Editor’s Note: We asked 2019 intern Jason Orr to reflect on his summer at McKinstry, respond to a few questions, and share his tips, best practices and suggestions for future interns.
Q: What are the keys to a successful internship at McKinstry?
A: Everyone has a unique experience here. The work from position to position varies greatly, and the departments themselves work on very different projects. However, across all positions there are a few key actions that can help future interns be successful.
The first is to get to know your immediate team. These are the people you’ll be spending the most time with, meaning you can learn the most from their expertise. Work hard with your team, but also get to know people on a personal level.
Secondly, you should go to as many events as you can fit into your schedule. The B.L.U.E. Program team does a fantastic job scheduling events and giving interns opportunities to learn about relevant topics. At these events, you should get to know a variety of people—everyone has a unique story to tell.
Lastly, future interns should connect with people at McKinstry who have the same hobbies/interests if you want to make a deeper connection outside of the office. I ended up rock climbing this summer with two awesome fellow employees at Little Si (a mountain outside of Seattle). It was an amazing experience!
Q: What would have been helpful to know when you started your internship?
A: Starting an internship was a scary and unpredictable process, particularly as it was my first job in an office environment.

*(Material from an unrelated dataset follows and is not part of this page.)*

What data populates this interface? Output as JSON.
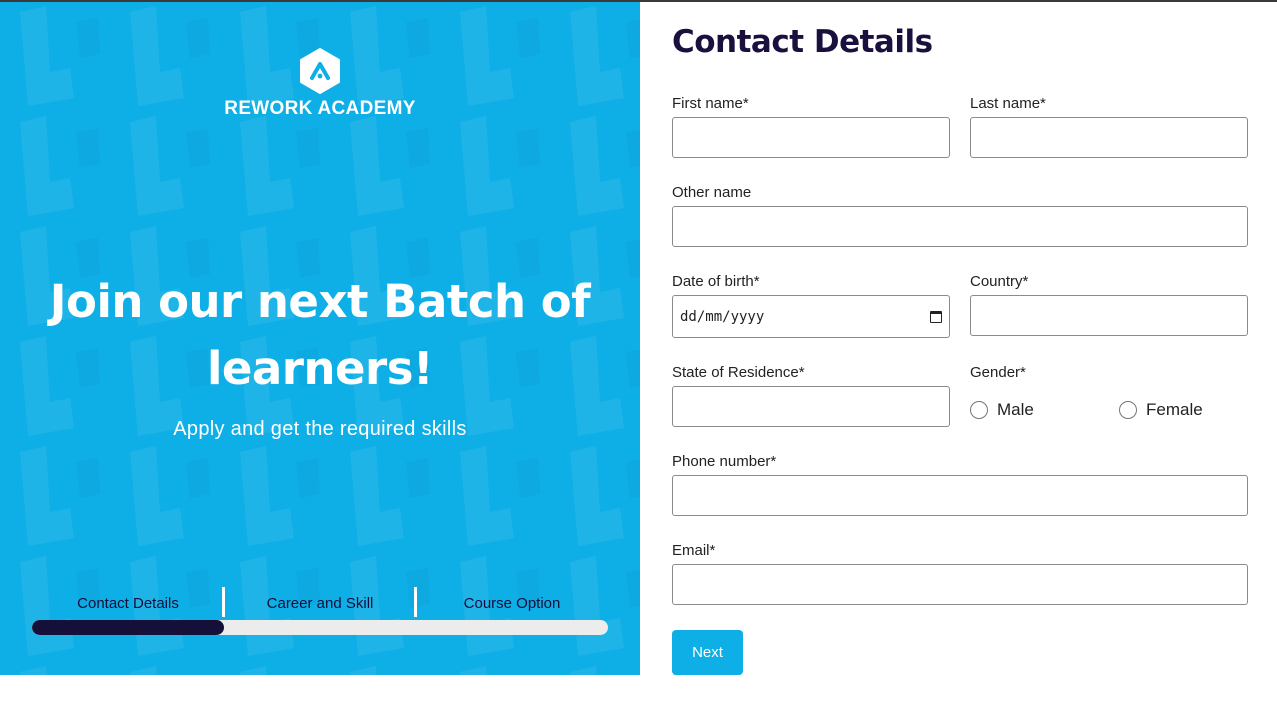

My previous work experience in manual labor differed greatly from typical office work.
Before beginning at McKinstry, I knew that the company’s Energy team largely works in two programs outside of the typical Microsoft Office suite: Bluebeam and Revit. The first is a document viewer/editor while the latter is an incredibly powerful tool for modeling mechanical, electrical and plumbing systems for large buildings. Having prior experience with these two software programs could have made my time at McKinstry much smoother.
It’s also key to know that McKinstry (and the construction industry as a whole) loves acronyms. It seems like new acronyms are being established every day and it can be difficult to keep up as an intern! I recommend that future interns take some time to study up on common construction and engineering acronyms before arriving at McKinstry—it’ll be much easier to understand and participate in typical office conversations.
Future interns should know that there’s a large team behind you to help with questions and review your work—it’s OK to make mistakes!
Q: What should our 2020 interns expect?
A: Interning at McKinstry taught me the following lessons:
- Be flexible and be engaged. These two alone helped to be ready for anything and everything thrown my way.
- Mindset is everything. Having a positive attitude and saying “Yes!” with enthusiasm tells everyone that you’re ready and excited to work.
- Don’t be afraid to fail—failing is better than not trying. If you have any interest in a project, try to learn as much as possible and absorb information like a sponge—there’s no shortage of information or opportunities.
- Anticipate an environment where no relationship is too far-fetched and interact with as many people (and as many types of people) as you can.
It’s been an honor working for this company, and I look forward to what is to come. From intern events to jobsite visits to the people who work here, I can’t say enough good things about McKinstry. Farewell for now!